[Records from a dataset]
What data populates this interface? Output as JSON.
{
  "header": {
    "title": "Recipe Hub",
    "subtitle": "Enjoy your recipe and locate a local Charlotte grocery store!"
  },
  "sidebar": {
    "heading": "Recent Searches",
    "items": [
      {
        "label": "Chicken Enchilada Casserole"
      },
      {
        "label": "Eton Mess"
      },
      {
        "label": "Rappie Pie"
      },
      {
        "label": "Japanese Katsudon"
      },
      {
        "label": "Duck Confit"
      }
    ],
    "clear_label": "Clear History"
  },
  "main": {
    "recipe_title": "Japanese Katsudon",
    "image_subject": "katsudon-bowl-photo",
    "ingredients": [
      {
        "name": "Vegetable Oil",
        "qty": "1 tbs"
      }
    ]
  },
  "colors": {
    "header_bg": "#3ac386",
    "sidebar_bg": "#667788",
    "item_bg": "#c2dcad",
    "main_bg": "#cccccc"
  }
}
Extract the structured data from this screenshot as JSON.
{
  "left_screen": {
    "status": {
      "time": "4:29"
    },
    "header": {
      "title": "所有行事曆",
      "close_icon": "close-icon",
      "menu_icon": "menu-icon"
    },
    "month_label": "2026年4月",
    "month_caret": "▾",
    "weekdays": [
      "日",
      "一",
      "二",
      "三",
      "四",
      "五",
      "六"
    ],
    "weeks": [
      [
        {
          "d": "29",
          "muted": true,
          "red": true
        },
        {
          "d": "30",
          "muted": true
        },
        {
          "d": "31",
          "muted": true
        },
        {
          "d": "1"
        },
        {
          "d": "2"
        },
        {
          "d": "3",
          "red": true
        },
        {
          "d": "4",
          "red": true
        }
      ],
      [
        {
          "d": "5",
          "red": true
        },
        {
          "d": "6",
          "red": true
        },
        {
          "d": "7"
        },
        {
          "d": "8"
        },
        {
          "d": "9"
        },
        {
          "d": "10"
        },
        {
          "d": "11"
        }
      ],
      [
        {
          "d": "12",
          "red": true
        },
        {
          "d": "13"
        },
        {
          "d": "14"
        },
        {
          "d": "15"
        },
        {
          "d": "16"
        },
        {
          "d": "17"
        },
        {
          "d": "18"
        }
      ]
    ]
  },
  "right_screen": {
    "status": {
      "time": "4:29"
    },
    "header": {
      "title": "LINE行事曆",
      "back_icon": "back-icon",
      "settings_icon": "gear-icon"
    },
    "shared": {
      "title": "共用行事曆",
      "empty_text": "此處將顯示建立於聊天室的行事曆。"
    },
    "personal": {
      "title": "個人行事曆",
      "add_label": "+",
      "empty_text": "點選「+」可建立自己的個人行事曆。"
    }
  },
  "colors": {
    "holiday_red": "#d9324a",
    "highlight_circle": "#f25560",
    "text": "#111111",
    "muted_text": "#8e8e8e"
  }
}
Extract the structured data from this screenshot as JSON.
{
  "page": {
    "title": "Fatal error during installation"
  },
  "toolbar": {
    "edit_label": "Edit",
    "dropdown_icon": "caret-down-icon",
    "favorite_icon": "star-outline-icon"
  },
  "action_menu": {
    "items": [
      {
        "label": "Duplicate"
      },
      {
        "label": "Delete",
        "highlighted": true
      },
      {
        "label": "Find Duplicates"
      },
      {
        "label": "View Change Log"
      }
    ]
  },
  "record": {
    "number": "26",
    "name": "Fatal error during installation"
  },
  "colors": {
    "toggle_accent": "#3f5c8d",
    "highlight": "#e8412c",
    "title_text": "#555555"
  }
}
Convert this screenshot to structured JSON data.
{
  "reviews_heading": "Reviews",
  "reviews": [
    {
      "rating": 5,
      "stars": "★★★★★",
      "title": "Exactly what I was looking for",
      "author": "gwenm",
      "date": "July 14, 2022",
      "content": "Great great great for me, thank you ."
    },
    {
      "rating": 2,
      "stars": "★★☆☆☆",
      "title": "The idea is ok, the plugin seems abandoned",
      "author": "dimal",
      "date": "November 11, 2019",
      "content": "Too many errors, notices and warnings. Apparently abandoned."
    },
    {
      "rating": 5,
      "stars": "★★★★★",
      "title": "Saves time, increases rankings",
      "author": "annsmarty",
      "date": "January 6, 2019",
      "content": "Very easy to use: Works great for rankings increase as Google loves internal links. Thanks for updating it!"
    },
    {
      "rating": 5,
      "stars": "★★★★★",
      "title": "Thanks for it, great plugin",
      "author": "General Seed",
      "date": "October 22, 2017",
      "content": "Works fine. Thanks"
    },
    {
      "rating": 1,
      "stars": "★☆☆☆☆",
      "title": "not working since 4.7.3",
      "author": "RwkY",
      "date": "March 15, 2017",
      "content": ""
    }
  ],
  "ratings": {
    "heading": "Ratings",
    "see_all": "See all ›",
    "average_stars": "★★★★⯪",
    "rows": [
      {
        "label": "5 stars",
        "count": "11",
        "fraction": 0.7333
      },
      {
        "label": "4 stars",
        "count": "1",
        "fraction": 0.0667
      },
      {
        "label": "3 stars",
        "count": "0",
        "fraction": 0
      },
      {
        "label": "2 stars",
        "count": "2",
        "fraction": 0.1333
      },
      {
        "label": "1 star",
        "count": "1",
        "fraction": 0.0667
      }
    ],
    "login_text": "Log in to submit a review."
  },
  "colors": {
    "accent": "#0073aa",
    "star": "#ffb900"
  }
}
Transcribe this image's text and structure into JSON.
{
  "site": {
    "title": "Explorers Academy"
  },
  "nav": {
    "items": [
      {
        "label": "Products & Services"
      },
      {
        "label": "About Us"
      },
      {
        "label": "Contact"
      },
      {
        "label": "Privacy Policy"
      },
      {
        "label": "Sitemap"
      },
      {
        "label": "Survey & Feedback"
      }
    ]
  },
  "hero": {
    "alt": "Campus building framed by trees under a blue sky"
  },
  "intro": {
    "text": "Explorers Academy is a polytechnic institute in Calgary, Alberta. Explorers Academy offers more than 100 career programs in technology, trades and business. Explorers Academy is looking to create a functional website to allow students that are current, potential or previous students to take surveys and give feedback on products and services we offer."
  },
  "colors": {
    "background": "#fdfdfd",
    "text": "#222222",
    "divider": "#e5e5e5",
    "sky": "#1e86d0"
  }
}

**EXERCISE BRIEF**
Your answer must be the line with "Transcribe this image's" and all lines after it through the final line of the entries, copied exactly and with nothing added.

**COMPLETED EXERCISE**
Transcribe this image's text and structure into JSON.
{
  "site": {
    "title": "Explorers Academy"
  },
  "nav": {
    "items": [
      {
        "label": "Products & Services"
      },
      {
        "label": "About Us"
      },
      {
        "label": "Contact"
      },
      {
        "label": "Privacy Policy"
      },
      {
        "label": "Sitemap"
      },
      {
        "label": "Survey & Feedback"
      }
    ]
  },
  "hero": {
    "alt": "Campus building framed by trees under a blue sky"
  },
  "intro": {
    "text": "Explorers Academy is a polytechnic institute in Calgary, Alberta. Explorers Academy offers more than 100 career programs in technology, trades and business. Explorers Academy is looking to create a functional website to allow students that are current, potential or previous students to take surveys and give feedback on products and services we offer."
  },
  "colors": {
    "background": "#fdfdfd",
    "text": "#222222",
    "divider": "#e5e5e5",
    "sky": "#1e86d0"
  }
}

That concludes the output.